Lucy, Edmund, and their terrible cousin Eustace, are magically pulled into a painitng and into the seas of Narnia and are pulled aboard a beautiful ship to meet their old friends: Caspian, King of Narnia, and Reepicheep, a fearless warrior mouse. The tale is filled with encounters with evil slave traders, dragons, any mysterious spellbinding islands. Through his captivating prose, and lovable characters, Lewis educates us with profound spiritual truths while still keeping the reader enthralled in a playful, exciting state throughout the entire mystical adventure.

I read the chronicles of Narnia, before I was a Christian, and I enjoyed them thoroughly, but after becoming a follower of Christ, the pages came to life. They were more than just great storytelling. ‘The Voyage of the Dawn Treader,’ more than any other book has the ability to beautifully blend the power of emotion with the truth of theology. So many Christian books seems stale to me today because they lack the feeling of Lewis’ writing; the ability to communicate more than just a truth in your mind, but to also solidify it within your heart.

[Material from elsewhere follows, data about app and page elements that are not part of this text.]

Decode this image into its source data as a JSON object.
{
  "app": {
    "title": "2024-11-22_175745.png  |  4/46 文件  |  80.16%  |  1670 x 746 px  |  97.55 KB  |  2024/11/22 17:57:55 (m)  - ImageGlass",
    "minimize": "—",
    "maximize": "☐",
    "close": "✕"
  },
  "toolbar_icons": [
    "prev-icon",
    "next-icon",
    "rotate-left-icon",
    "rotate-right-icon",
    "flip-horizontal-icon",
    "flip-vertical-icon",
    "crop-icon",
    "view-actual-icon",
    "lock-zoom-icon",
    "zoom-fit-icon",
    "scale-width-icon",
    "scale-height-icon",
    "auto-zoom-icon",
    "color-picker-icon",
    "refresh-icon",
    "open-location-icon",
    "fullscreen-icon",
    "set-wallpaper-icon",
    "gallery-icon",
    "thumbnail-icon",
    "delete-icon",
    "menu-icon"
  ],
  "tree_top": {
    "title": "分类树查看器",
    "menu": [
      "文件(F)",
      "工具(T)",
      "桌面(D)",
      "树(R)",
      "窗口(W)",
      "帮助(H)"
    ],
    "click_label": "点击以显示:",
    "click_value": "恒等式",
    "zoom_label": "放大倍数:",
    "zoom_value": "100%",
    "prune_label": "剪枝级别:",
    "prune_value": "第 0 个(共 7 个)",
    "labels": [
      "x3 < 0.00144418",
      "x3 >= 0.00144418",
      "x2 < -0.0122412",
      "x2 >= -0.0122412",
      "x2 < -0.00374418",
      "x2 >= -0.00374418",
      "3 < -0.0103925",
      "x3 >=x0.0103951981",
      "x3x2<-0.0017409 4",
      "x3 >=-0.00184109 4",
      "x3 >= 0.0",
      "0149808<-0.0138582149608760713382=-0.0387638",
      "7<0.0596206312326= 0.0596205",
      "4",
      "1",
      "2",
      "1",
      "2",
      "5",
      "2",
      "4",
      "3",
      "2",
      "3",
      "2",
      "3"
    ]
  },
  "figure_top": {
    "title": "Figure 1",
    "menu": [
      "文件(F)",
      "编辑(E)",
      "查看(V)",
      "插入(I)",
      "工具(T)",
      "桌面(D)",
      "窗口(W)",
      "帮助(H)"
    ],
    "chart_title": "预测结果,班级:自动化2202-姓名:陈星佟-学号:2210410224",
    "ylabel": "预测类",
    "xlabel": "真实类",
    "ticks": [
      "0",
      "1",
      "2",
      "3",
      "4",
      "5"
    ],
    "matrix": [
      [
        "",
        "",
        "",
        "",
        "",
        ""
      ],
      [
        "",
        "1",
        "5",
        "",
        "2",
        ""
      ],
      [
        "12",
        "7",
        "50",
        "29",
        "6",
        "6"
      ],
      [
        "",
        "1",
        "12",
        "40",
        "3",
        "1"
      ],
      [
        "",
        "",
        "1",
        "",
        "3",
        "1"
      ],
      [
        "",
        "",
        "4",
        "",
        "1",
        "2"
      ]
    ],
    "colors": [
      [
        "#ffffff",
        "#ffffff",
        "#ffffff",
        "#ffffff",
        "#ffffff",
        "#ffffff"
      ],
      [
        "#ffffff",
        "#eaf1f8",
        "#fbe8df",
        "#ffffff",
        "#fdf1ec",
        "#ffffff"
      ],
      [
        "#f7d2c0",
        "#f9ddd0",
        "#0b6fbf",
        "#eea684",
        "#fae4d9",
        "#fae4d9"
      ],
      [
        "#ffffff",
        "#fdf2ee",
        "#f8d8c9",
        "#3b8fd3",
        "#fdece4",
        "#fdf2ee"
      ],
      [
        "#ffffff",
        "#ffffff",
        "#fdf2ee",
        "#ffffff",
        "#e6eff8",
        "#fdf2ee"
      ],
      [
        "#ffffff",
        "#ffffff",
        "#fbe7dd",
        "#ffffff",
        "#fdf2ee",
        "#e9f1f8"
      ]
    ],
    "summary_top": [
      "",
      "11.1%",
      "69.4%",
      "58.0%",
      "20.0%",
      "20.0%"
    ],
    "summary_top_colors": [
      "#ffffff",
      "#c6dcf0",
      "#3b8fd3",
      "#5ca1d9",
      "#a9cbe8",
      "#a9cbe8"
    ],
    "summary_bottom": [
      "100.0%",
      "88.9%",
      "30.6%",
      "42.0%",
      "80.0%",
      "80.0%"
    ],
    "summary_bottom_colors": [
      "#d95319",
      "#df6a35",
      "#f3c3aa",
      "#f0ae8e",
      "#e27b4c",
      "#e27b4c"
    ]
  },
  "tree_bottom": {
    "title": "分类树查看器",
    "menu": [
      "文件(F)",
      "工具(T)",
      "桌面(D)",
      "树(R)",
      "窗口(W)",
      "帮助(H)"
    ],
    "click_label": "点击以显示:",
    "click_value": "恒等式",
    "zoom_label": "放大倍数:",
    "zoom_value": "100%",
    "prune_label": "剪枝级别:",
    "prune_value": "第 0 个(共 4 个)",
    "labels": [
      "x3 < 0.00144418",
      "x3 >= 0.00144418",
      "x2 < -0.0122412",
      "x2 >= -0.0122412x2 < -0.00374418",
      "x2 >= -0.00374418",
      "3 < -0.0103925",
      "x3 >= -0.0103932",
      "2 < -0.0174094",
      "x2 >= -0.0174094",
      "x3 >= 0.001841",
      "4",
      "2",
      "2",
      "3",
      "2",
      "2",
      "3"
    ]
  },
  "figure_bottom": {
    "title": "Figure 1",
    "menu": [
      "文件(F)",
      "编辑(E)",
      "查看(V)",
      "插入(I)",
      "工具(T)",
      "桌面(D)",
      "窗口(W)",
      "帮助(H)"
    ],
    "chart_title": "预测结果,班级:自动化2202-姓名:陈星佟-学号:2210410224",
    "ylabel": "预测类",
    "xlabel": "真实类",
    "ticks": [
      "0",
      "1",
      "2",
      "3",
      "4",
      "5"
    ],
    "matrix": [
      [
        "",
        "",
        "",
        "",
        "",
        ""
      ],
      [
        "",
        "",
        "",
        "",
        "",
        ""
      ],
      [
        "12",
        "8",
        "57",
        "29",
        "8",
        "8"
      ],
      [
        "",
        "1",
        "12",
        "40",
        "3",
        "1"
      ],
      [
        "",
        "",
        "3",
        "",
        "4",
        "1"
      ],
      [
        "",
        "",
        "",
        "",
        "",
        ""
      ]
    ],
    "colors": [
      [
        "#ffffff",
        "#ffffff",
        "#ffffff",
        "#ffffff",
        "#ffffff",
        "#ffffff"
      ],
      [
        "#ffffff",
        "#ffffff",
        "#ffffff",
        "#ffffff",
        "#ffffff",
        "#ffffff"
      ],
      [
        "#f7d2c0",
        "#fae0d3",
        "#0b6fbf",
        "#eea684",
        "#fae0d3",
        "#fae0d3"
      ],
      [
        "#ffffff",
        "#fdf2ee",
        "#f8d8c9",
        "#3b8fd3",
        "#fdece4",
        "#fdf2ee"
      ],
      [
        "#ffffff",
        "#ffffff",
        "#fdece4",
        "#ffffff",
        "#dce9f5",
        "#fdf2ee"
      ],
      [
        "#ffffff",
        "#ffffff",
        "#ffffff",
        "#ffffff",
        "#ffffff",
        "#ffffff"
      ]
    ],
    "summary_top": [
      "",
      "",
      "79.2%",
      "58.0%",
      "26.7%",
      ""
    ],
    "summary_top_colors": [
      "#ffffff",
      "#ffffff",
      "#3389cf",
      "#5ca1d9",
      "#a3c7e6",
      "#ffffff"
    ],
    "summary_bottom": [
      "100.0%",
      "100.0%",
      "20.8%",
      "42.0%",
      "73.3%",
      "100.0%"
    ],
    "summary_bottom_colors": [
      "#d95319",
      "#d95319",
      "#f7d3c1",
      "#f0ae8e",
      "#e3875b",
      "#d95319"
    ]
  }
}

This is another must read. Whether you enjoy adventures, Christian reading, or wi; The Voyage of the Dawn Treader will find itself on the top of your bookshelf.

The Weight of Glory

C.S. Lewis’ ‘The Weight of Glory’ is another piece by a brilliant thinker that challenges the reader to examine their own beliefs and practices in light of Lewis’ strikingly clear logic. It is difficult to pen point an overall feel for the book, as it is 9 independent essays compiled into one work. Lewis is mentioned in the same breath as several classical theologians and philosophers, but his true gift lies not in his ability of understanding the divine, but in having a remarkable grasp on what makes us human. The tendencies and compulsions we have as a fallen race are thrown into the concepts of war, pacifis

m, relationships with peers, theology, tensions between the spirit and physical realm, forgiveness, and more in ‘The Weight of Glory.’

If you decide to read this book (as you should) you will find yourself moved to pause after Lewis’ breathtaking prose, and if you’re like me,

stirring your almost sleeping wife to read her a quote or two that resonates in your spirit while simultaneously challenging you.

Lewis’ ‘The Weight of Glory’ is spectacular not necessarily because it introduces new truths, or that his practical applications seem sim

ple, but because Lewis had a gift unlike any other to assign feeling, passion, and purpose to a concept that you have probably always believed in while exercising his power to do so frequently in this masterpiece.

This one should be proudly displayed at the top of your bookshelf along with the other works thatgive you warm feelings merely by looking at them and remembering the volumes they spoke in their limited number of pages.